“This Should Be Easy” <- Ever have this judgment toward yourself?
I have this habit - When anything breaks or something needs to be maintained: on my car, on my computer, or in my home. I immediately go into mental complaining and resistance. If possible I will find a way to avoid dealing with it.
Even the smallest things. The other day I got home and a light bulb in my kitchen went out. My mind immediately said what it typically says “Oh man, such a pain. Nah, I’ll change the light bulb later. I can live with less light in here”.
I saw the resistance and thoughts very clearly. Instead, I went down to my basement storage to get a new light bulb and changed it.
I find these daily life things a struggle and often the thought comes “This should be easy” which fuels more resistance to what is.
What I started to do is have a little “I’m so proud of me!” party when I deal with something I would normally put off.
So after I changed the light bulb…. instead of being a stern parent by telling myself that I did something I SHOULD do...I recognized that little victory and celebrated it. I gave myself a hug and said “Good job Leela!” and then did a little happy dance.
Imagine me in my kitchen dancing around singing and flailing my arms up “Yay I changed the light bulb!”
I already give myself credit for more obviously challenging things, but wanted to speak to the less-obvious & under-acknowledged challenges we face.
So here is what happens when I give myself credit:
I know what is easy for me and what is challenging for me. I can honor this instead of letting comparison, and the outer world’s ideas (including my own mind) dictate what 'should' be easy.
After reading this do you now realize what you need to give yourself credit for? Let me know in the comments. We can have a “I’m so proud of Me” party!
Or don’t share and do it alone if that feels most self-empowering for you!
***If you are unable to go beyond a particular place of struggle or self-judgment, then there is something causing it that you haven’t yet become aware of. Explore what that could be! You can also give yourself credit for something that feels already pretty light with not so much self-judgment (for example, my ‘should be easy’ judgments I refer to in this blog were not very intense for me to begin with.)
So a while back I was driving and stopped at a light. I looked over across the intersection and became suddenly and deeply enthralled with this car this woman was driving.
I was really looking at it. Noticing all the rust, how the car is so many different colors of paint.. just for some strange reason amazed and really focused at the junkiness of her car.
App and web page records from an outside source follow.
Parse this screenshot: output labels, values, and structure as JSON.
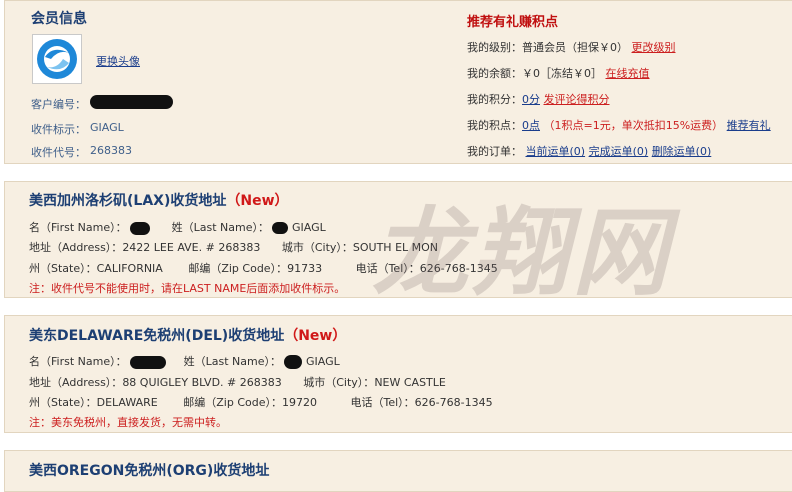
{
  "member": {
    "title": "会员信息",
    "change_avatar": "更换头像",
    "customer_no_label": "客户编号：",
    "recipient_mark_label": "收件标示：",
    "recipient_mark_value": "GIAGL",
    "recipient_code_label": "收件代号：",
    "recipient_code_value": "268383"
  },
  "account": {
    "promo": "推荐有礼赚积点",
    "level_label": "我的级别：",
    "level_value": "普通会员（担保￥0）",
    "level_link": "更改级别",
    "balance_label": "我的余额：",
    "balance_value": "￥0［冻结￥0］",
    "balance_link": "在线充值",
    "score_label": "我的积分：",
    "score_value": "0分",
    "score_link": "发评论得积分",
    "points_label": "我的积点：",
    "points_value": "0点",
    "points_note": "（1积点=1元，单次抵扣15%运费）",
    "points_link": "推荐有礼",
    "orders_label": "我的订单：",
    "orders_current": "当前运单(0)",
    "orders_done": "完成运单(0)",
    "orders_deleted": "删除运单(0)"
  },
  "lax": {
    "title": "美西加州洛杉矶(LAX)收货地址",
    "new": "（New）",
    "first_name_label": "名（First Name）：",
    "last_name_label": "姓（Last Name）：",
    "last_name_value": "GIAGL",
    "address_label": "地址（Address）：",
    "address_value": "2422 LEE AVE. # 268383",
    "city_label": "城市（City）：",
    "city_value": "SOUTH EL MON",
    "state_label": "州（State）：",
    "state_value": "CALIFORNIA",
    "zip_label": "邮编（Zip Code）：",
    "zip_value": "91733",
    "tel_label": "电话（Tel）：",
    "tel_value": "626-768-1345",
    "note": "注：收件代号不能使用时，请在LAST NAME后面添加收件标示。"
  },
  "del": {
    "title": "美东DELAWARE免税州(DEL)收货地址",
    "new": "（New）",
    "first_name_label": "名（First Name）：",
    "last_name_label": "姓（Last Name）：",
    "last_name_value": "GIAGL",
    "address_label": "地址（Address）：",
    "address_value": "88 QUIGLEY BLVD. # 268383",
    "city_label": "城市（City）：",
    "city_value": "NEW CASTLE",
    "state_label": "州（State）：",
    "state_value": "DELAWARE",
    "zip_label": "邮编（Zip Code）：",
    "zip_value": "19720",
    "tel_label": "电话（Tel）：",
    "tel_value": "626-768-1345",
    "note": "注：美东免税州，直接发货，无需中转。"
  },
  "org": {
    "title": "美西OREGON免税州(ORG)收货地址"
  },
  "watermark": "龙翔网"
}
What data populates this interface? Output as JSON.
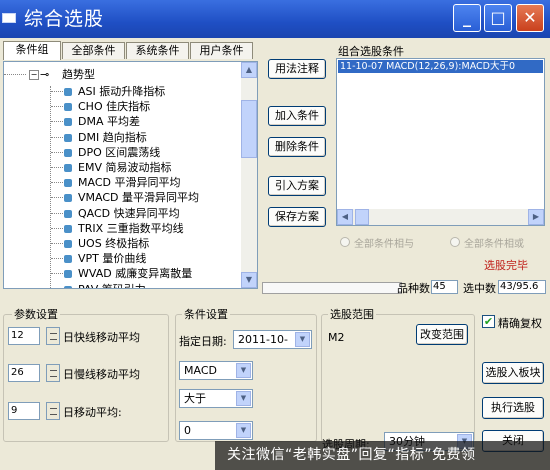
{
  "window": {
    "title": "综合选股"
  },
  "tabs": [
    {
      "label": "条件组",
      "active": true
    },
    {
      "label": "全部条件",
      "active": false
    },
    {
      "label": "系统条件",
      "active": false
    },
    {
      "label": "用户条件",
      "active": false
    }
  ],
  "tree": {
    "root": "趋势型",
    "items": [
      "ASI 振动升降指标",
      "CHO 佳庆指标",
      "DMA 平均差",
      "DMI 趋向指标",
      "DPO 区间震荡线",
      "EMV 简易波动指标",
      "MACD 平滑异同平均",
      "VMACD 量平滑异同平均",
      "QACD 快速异同平均",
      "TRIX 三重指数平均线",
      "UOS 终极指标",
      "VPT 量价曲线",
      "WVAD 威廉变异离散量",
      "PAV 筹码引力"
    ]
  },
  "mid_buttons": {
    "usage": "用法注释",
    "add": "加入条件",
    "delete": "删除条件",
    "import": "引入方案",
    "save": "保存方案"
  },
  "combo": {
    "label": "组合选股条件",
    "items": [
      "11-10-07 MACD(12,26,9):MACD大于0"
    ],
    "radio_all_and": "全部条件相与",
    "radio_all_or": "全部条件相或",
    "status": "选股完毕"
  },
  "stats": {
    "count_label": "品种数",
    "count_value": "45",
    "hit_label": "选中数",
    "hit_value": "43/95.6"
  },
  "params": {
    "title": "参数设置",
    "rows": [
      {
        "value": "12",
        "label": "日快线移动平均"
      },
      {
        "value": "26",
        "label": "日慢线移动平均"
      },
      {
        "value": "9",
        "label": "日移动平均:"
      }
    ]
  },
  "conditions": {
    "title": "条件设置",
    "date_label": "指定日期:",
    "date_value": "2011-10-",
    "indicator": "MACD",
    "operator": "大于",
    "threshold": "0"
  },
  "scope": {
    "title": "选股范围",
    "value": "M2",
    "change_button": "改变范围",
    "period_label": "选股周期:",
    "period_value": "30分钟"
  },
  "right_panel": {
    "exact_label": "精确复权",
    "exact_checked": true,
    "to_board_button": "选股入板块",
    "run_button": "执行选股",
    "close_button": "关闭"
  },
  "watermark": "关注微信“老韩实盘”回复“指标”免费领"
}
And then all of a sudden I snap out of it. And I start laughing, like wow what was that!?
Because I DRIVE A JUNKY CAR!
When I was staring at this lady's car, it was like the car that I drive didn't exist. It was all about HER car in that moment.
So I wondered... wait.. don't I know I drive a junky car? I mean I look at it all the time. I know it has all these dents in it. I knew it when I saved money by gluing my side view mirrors back on. (after I knocked them off pulling out of my driveway. Twice.)
But I had to admit to myself that I do feel some embarrassment about my car.
So the learning for me was that I needed to bring my car into the fold (the fold is what I call it when I'm accepting something as it is).
But not just my car and how it looks. But also the embarrassment too.
Because what did need to be seen and peeled away was the "I shouldn't feel embarrassed because that is a superficial thing to care about"
And I also learned something about how denial works. On a rational level we can know something exists. We can think about it. Even joke or talk about it. But still have denial.
What supports denial is the judgment of what is.
How we come out of denial is ownership.
Ownership comes from self-honesty and acceptance of what is.
I've been driving this car for over 10 years and just found out I have an opportunity to get another car next year. I think it may all be connected.
Actually I'm sure it is.
PS. The photo isn't of my car. I Just love the symbolism of the barbed wire protecting something that doesn't actually need protecting.
Whatever we may think is going on outside of us, the true primary challenge is actually our inner trickster.
There are infinite mental strategies this trickster uses to keep us distracted from our true nature and being.
Exposing our inner chatter to ourselves goes a long way.
Even better, we can express our thoughts out loud in a safe or private space
We can also say YES to rising to the challenge of the situation we are in instead of fighting with it.
I also find laughing about it helps me too!
Leela Haris - Expanding Consciousness